The DPRK embassy in Malaysia said the Vietnamese woman, an Indonesian woman and a North Korean man have been "arrested unreasonably" over the death of a man thought to be Kim Jong-nam, the half-brother of DPRK leader, Kim Jong-un.
Three suspects detained in connection with the alleged murder of a man thought to be Kim Jong-nam should be "immediately released," the North Korean embassy in Malaysia said on Wednesday.
The embassy statement followed a claim by Malaysian police that North Korea was not offering assistance in its probe.
The "innocent" Vietnamese woman, Indonesian woman and North Korean man have been "arrested unreasonably," the embassy said.
Kim Jong-nam is the estranged half-brother of North Korean leader Kim Jong-un. Malaysian authorities allege that two women poisoned him at Kuala Lumpur International Airport on February 13. He died en route to hospital.
The North Korean embassy ridiculed the police account of the man's death saying the suspects could not have survived the alleged attack.
Malaysian police said the women washed their hands soon after poisoning Kim.
Earlier on Wednesday, Malaysian police said a senior official in the North Korean embassy and a staffer at its state airline were also wanted for questioning over the death.
Malaysian police chief Khalid Abu Bakar said that investigators were not receiving assistance from the North Korean embassy in their hunt for four more suspects who they believe fled Malaysia immediately after the alleged assassination.
North Korea denies that the dead man is Kim Jong-nam.
On Monday, North Korean ambassador to Malaysia, Kang Chol, said the police investigation could not be trusted because the embassy had only ever identified the victim as Kim Chol, based on a passport carried by the dead man.
Malaysia has carried out an autopsy on the body, but has not released the results.

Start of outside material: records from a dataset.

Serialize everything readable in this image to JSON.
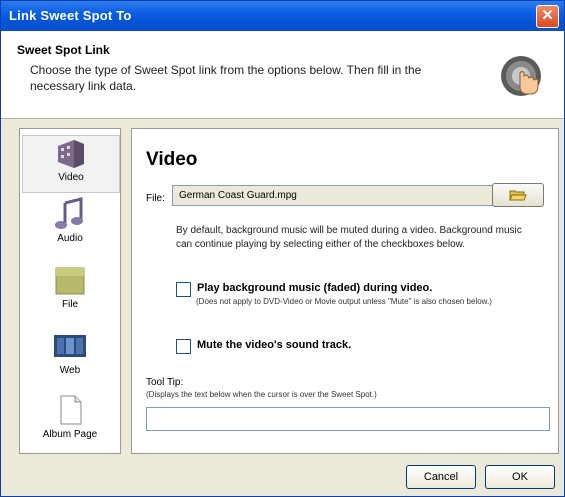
{
  "window": {
    "title": "Link Sweet Spot To"
  },
  "header": {
    "title": "Sweet Spot Link",
    "description": "Choose the type of Sweet Spot link from the options below. Then fill in the necessary link data."
  },
  "sidebar": {
    "items": [
      {
        "label": "Video",
        "icon": "video-icon",
        "selected": true
      },
      {
        "label": "Audio",
        "icon": "music-note-icon",
        "selected": false
      },
      {
        "label": "File",
        "icon": "folder-icon",
        "selected": false
      },
      {
        "label": "Web",
        "icon": "web-icon",
        "selected": false
      },
      {
        "label": "Album Page",
        "icon": "page-icon",
        "selected": false
      }
    ]
  },
  "panel": {
    "title": "Video",
    "file_label": "File:",
    "file_value": "German Coast Guard.mpg",
    "info_text": "By default, background music will be muted during a video. Background music can continue playing by selecting either of the checkboxes below.",
    "checkbox1": {
      "label": "Play background music (faded) during video.",
      "checked": false,
      "note": "(Does not apply to DVD-Video or Movie output unless \"Mute\" is also chosen below.)"
    },
    "checkbox2": {
      "label": "Mute the video's sound track.",
      "checked": false
    },
    "tooltip_label": "Tool Tip:",
    "tooltip_sub": "(Displays the text below when the cursor is over the Sweet Spot.)",
    "tooltip_value": ""
  },
  "buttons": {
    "cancel": "Cancel",
    "ok": "OK"
  },
  "colors": {
    "titlebar": "#0553d6",
    "close": "#d84a20",
    "border": "#7f9db9"
  }
}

Authorities say they will not release the body into North Korean custody before Kim Jong-nam's next-of-kin provide DNA samples to confirm whether the dead man is the half-brother of the DPRK's current leader.

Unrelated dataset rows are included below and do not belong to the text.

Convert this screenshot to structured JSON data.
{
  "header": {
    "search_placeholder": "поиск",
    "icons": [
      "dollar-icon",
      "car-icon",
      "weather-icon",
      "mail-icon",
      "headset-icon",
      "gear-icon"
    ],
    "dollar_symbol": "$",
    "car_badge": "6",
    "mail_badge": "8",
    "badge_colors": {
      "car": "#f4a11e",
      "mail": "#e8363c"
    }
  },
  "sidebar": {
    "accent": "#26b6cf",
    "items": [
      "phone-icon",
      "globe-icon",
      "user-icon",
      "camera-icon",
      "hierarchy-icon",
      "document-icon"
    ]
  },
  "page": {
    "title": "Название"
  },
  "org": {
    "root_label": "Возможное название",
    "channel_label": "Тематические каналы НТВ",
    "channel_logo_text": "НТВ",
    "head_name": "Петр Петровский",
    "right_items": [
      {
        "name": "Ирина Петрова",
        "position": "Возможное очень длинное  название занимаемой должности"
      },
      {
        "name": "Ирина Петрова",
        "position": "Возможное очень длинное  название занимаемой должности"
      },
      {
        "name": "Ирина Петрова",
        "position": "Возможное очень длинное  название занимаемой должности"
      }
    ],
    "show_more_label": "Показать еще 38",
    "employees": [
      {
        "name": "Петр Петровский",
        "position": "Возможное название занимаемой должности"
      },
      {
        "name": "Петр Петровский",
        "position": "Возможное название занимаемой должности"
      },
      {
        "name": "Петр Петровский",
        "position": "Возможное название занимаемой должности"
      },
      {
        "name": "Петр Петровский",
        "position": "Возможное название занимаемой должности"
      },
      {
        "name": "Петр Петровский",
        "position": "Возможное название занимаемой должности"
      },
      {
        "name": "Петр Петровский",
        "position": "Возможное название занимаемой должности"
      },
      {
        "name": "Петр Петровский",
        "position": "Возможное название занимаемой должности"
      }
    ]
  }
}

Kuala Lumpur-based Nithyanantham Sivananthan, a council member of the International Criminal Bar, told TRT World, "There is a lot of speculation that it is him (Kim). From the legal perspective, until they (Malaysian authorities) have DNA comparison or positive identification that it is in fact the same man, I don't think the authorities are in a position to say for certain."